_Raw data:_
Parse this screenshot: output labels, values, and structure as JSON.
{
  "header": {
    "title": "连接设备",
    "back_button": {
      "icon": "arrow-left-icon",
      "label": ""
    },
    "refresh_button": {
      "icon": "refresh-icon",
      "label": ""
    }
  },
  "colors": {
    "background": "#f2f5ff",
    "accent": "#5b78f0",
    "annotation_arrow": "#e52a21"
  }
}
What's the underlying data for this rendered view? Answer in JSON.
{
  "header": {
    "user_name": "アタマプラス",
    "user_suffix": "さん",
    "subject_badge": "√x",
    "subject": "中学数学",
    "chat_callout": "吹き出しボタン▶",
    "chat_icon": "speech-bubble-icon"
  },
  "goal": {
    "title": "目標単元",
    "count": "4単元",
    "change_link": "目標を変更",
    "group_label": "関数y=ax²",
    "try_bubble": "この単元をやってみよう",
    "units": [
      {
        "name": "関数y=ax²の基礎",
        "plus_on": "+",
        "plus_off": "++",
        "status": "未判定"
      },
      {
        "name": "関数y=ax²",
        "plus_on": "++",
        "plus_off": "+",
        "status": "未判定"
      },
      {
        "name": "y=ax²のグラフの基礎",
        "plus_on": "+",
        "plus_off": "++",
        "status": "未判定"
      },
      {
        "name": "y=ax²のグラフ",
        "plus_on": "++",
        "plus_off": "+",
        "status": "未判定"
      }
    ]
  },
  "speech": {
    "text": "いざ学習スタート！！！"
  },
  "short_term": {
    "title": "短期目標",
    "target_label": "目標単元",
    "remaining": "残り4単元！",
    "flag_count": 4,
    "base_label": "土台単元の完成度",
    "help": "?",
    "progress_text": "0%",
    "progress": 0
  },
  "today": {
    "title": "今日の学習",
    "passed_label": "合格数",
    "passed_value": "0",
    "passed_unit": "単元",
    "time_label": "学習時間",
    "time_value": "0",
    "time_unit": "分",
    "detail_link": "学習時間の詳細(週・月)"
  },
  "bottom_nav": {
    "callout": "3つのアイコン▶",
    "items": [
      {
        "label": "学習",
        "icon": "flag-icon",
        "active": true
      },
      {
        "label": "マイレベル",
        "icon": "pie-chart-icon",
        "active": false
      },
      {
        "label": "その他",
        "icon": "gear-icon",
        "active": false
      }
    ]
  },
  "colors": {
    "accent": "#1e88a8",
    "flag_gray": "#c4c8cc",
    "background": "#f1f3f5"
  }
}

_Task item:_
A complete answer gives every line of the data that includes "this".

_Response to the task:_
Parse this screenshot: output labels, values, and structure as JSON.
What's the underlying data for this rendered view? Answer in JSON.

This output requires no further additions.